### Aim of the task
Below are some records; return each one exactly.

Page and application data records
_ _ _ _

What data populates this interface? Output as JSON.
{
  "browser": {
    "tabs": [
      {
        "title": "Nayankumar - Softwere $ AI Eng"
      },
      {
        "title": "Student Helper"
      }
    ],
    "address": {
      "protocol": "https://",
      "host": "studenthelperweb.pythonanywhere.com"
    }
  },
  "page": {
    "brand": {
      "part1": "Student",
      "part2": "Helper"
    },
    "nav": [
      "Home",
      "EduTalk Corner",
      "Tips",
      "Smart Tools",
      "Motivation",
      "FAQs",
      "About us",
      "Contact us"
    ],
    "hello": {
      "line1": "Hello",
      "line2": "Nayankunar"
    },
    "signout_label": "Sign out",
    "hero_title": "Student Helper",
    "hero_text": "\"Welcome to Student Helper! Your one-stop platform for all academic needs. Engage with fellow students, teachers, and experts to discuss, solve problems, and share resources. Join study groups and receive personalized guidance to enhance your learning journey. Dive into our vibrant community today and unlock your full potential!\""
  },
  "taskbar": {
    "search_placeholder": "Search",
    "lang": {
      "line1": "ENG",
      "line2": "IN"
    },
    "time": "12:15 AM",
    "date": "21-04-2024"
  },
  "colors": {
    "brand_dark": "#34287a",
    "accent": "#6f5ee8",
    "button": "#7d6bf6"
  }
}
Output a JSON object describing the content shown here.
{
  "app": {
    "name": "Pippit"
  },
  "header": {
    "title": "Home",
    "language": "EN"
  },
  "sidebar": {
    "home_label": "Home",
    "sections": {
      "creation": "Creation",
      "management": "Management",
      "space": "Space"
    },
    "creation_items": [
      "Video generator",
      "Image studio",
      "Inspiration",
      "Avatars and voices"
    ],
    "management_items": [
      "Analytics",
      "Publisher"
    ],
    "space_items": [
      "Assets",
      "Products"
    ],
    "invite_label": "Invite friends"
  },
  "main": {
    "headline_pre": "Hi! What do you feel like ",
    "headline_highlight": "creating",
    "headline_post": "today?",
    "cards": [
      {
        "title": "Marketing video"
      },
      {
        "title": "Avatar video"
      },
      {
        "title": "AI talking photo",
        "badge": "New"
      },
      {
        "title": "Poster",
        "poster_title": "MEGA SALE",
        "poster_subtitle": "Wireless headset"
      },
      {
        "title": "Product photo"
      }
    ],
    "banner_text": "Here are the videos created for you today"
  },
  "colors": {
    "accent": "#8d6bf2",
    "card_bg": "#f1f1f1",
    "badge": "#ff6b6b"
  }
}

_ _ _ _

### Exercise result
What data populates this interface? Output as JSON.
{
  "browser": {
    "tabs": [
      {
        "title": "Nayankumar - Softwere $ AI Eng"
      },
      {
        "title": "Student Helper"
      }
    ],
    "address": {
      "protocol": "https://",
      "host": "studenthelperweb.pythonanywhere.com"
    }
  },
  "page": {
    "brand": {
      "part1": "Student",
      "part2": "Helper"
    },
    "nav": [
      "Home",
      "EduTalk Corner",
      "Tips",
      "Smart Tools",
      "Motivation",
      "FAQs",
      "About us",
      "Contact us"
    ],
    "hello": {
      "line1": "Hello",
      "line2": "Nayankunar"
    },
    "signout_label": "Sign out",
    "hero_title": "Student Helper",
    "hero_text": "\"Welcome to Student Helper! Your one-stop platform for all academic needs. Engage with fellow students, teachers, and experts to discuss, solve problems, and share resources. Join study groups and receive personalized guidance to enhance your learning journey. Dive into our vibrant community today and unlock your full potential!\""
  },
  "taskbar": {
    "search_placeholder": "Search",
    "lang": {
      "line1": "ENG",
      "line2": "IN"
    },
    "time": "12:15 AM",
    "date": "21-04-2024"
  },
  "colors": {
    "brand_dark": "#34287a",
    "accent": "#6f5ee8",
    "button": "#7d6bf6"
  }
}
Output a JSON object describing the content shown here.
{
  "app": {
    "name": "Pippit"
  },
  "header": {
    "title": "Home",
    "language": "EN"
  },
  "sidebar": {
    "home_label": "Home",
    "sections": {
      "creation": "Creation",
      "management": "Management",
      "space": "Space"
    },
    "creation_items": [
      "Video generator",
      "Image studio",
      "Inspiration",
      "Avatars and voices"
    ],
    "management_items": [
      "Analytics",
      "Publisher"
    ],
    "space_items": [
      "Assets",
      "Products"
    ],
    "invite_label": "Invite friends"
  },
  "main": {
    "headline_pre": "Hi! What do you feel like ",
    "headline_highlight": "creating",
    "headline_post": "today?",
    "cards": [
      {
        "title": "Marketing video"
      },
      {
        "title": "Avatar video"
      },
      {
        "title": "AI talking photo",
        "badge": "New"
      },
      {
        "title": "Poster",
        "poster_title": "MEGA SALE",
        "poster_subtitle": "Wireless headset"
      },
      {
        "title": "Product photo"
      }
    ],
    "banner_text": "Here are the videos created for you today"
  },
  "colors": {
    "accent": "#8d6bf2",
    "card_bg": "#f1f1f1",
    "badge": "#ff6b6b"
  }
}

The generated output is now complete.